→ Exercise:
The whole listing below needs to be duplicated exactly, pictures aside.

→ Records for the exercise:
****************************************

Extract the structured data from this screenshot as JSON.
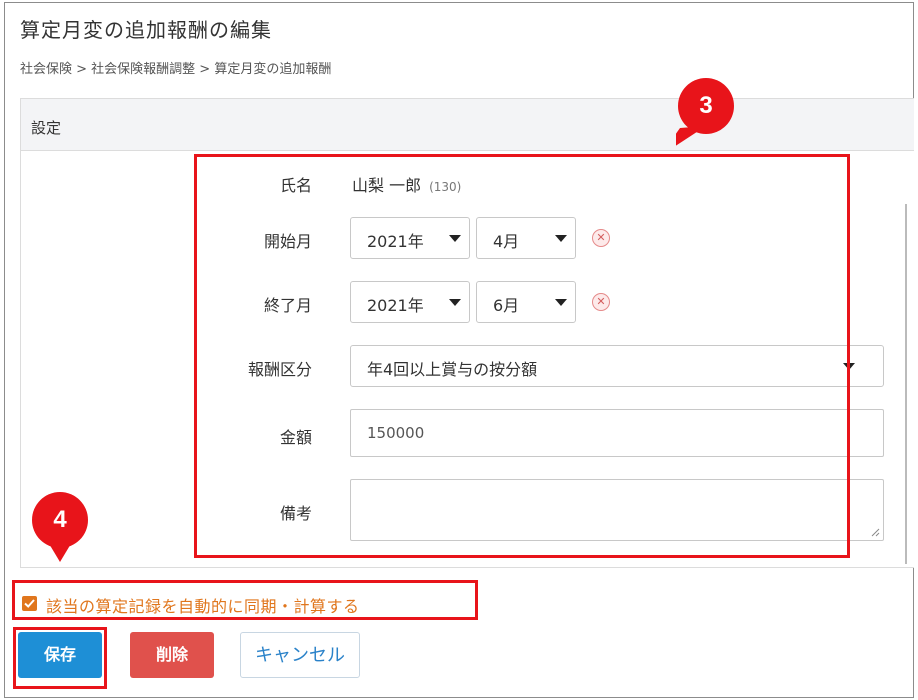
{
  "page": {
    "title": "算定月変の追加報酬の編集",
    "breadcrumb": "社会保険 > 社会保険報酬調整 > 算定月変の追加報酬"
  },
  "panel": {
    "header": "設定"
  },
  "form": {
    "name_label": "氏名",
    "name_value": "山梨 一郎",
    "name_id": "(130)",
    "start_label": "開始月",
    "start_year": "2021年",
    "start_month": "4月",
    "end_label": "終了月",
    "end_year": "2021年",
    "end_month": "6月",
    "type_label": "報酬区分",
    "type_value": "年4回以上賞与の按分額",
    "amount_label": "金額",
    "amount_value": "150000",
    "note_label": "備考",
    "note_value": ""
  },
  "sync": {
    "checked": true,
    "label": "該当の算定記録を自動的に同期・計算する"
  },
  "buttons": {
    "save": "保存",
    "delete": "削除",
    "cancel": "キャンセル"
  },
  "annotations": {
    "badge_3": "3",
    "badge_4": "4"
  },
  "colors": {
    "accent_orange": "#e0761d",
    "save_blue": "#1e8fd6",
    "delete_red": "#e0514c",
    "annotation_red": "#e8141a"
  }
}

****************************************

→ Worked solution:
Extract the structured data from this screenshot as JSON.
{
  "page": {
    "title": "算定月変の追加報酬の編集",
    "breadcrumb": "社会保険 > 社会保険報酬調整 > 算定月変の追加報酬"
  },
  "panel": {
    "header": "設定"
  },
  "form": {
    "name_label": "氏名",
    "name_value": "山梨 一郎",
    "name_id": "(130)",
    "start_label": "開始月",
    "start_year": "2021年",
    "start_month": "4月",
    "end_label": "終了月",
    "end_year": "2021年",
    "end_month": "6月",
    "type_label": "報酬区分",
    "type_value": "年4回以上賞与の按分額",
    "amount_label": "金額",
    "amount_value": "150000",
    "note_label": "備考",
    "note_value": ""
  },
  "sync": {
    "checked": true,
    "label": "該当の算定記録を自動的に同期・計算する"
  },
  "buttons": {
    "save": "保存",
    "delete": "削除",
    "cancel": "キャンセル"
  },
  "annotations": {
    "badge_3": "3",
    "badge_4": "4"
  },
  "colors": {
    "accent_orange": "#e0761d",
    "save_blue": "#1e8fd6",
    "delete_red": "#e0514c",
    "annotation_red": "#e8141a"
  }
}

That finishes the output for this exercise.